WHAT THIS TASK INVOLVES
If a line of the records holds the word "desc", copy it out.

DATA EXTRACT
════

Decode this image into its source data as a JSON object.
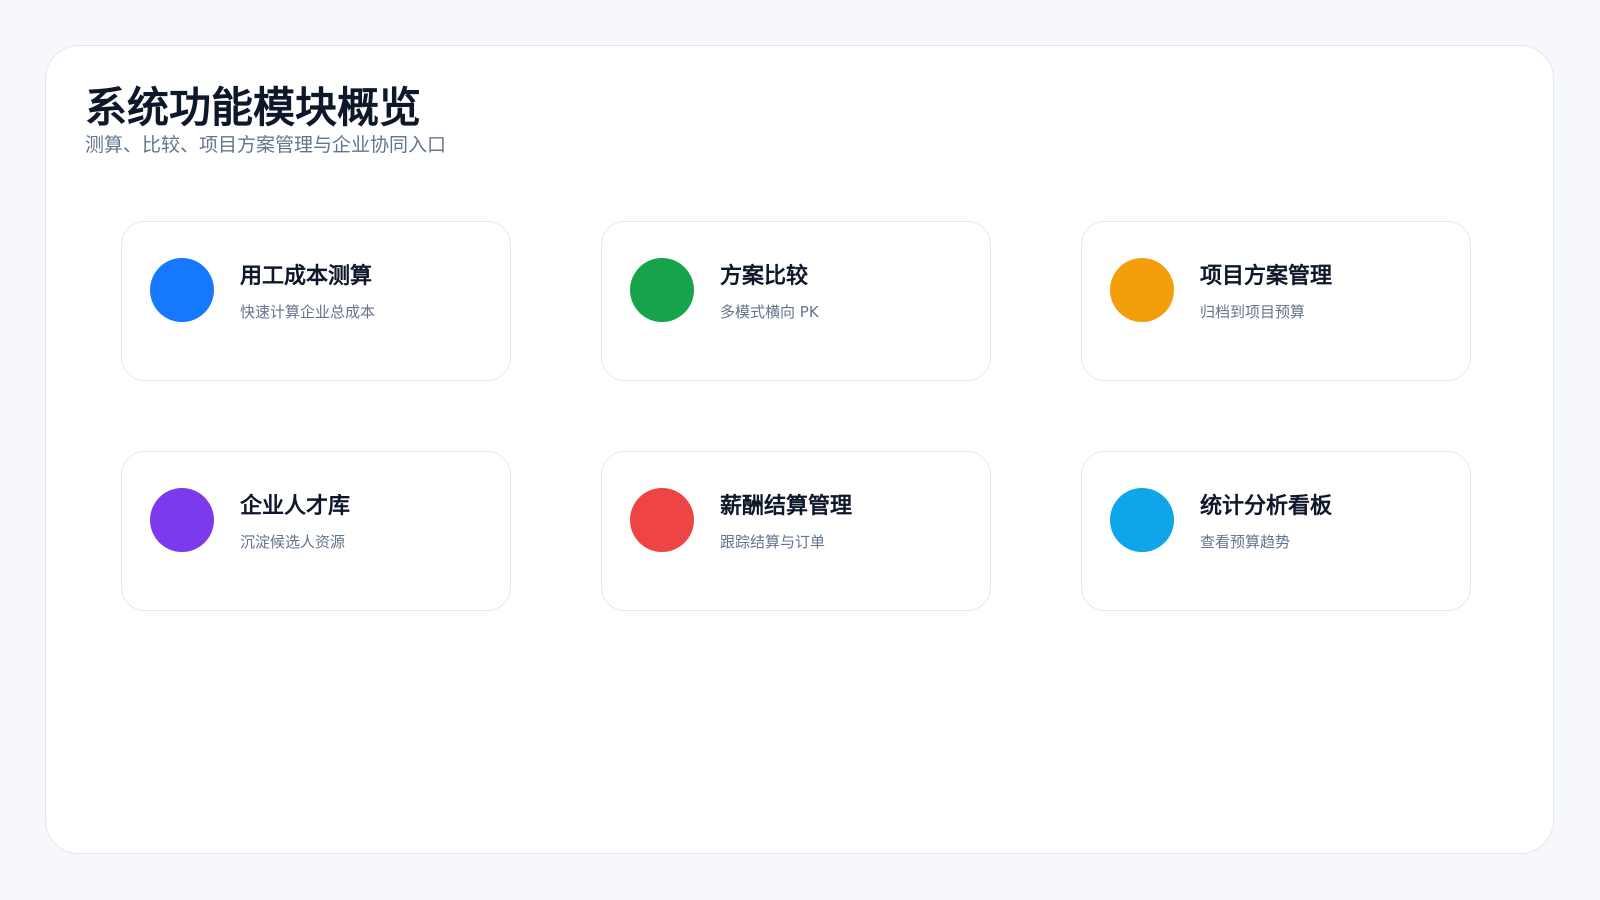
{
  "header": {
    "title": "系统功能模块概览",
    "subtitle": "测算、比较、项目方案管理与企业协同入口"
  },
  "modules": [
    {
      "title": "用工成本测算",
      "desc": "快速计算企业总成本",
      "color": "#1677ff"
    },
    {
      "title": "方案比较",
      "desc": "多模式横向 PK",
      "color": "#16a34a"
    },
    {
      "title": "项目方案管理",
      "desc": "归档到项目预算",
      "color": "#f59e0b"
    },
    {
      "title": "企业人才库",
      "desc": "沉淀候选人资源",
      "color": "#7c3aed"
    },
    {
      "title": "薪酬结算管理",
      "desc": "跟踪结算与订单",
      "color": "#ef4444"
    },
    {
      "title": "统计分析看板",
      "desc": "查看预算趋势",
      "color": "#0ea5e9"
    }
  ]
}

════

WRITTEN ANSWER
      "desc": "快速计算企业总成本",
      "desc": "多模式横向 PK",
      "desc": "归档到项目预算",
      "desc": "沉淀候选人资源",
      "desc": "跟踪结算与订单",
      "desc": "查看预算趋势",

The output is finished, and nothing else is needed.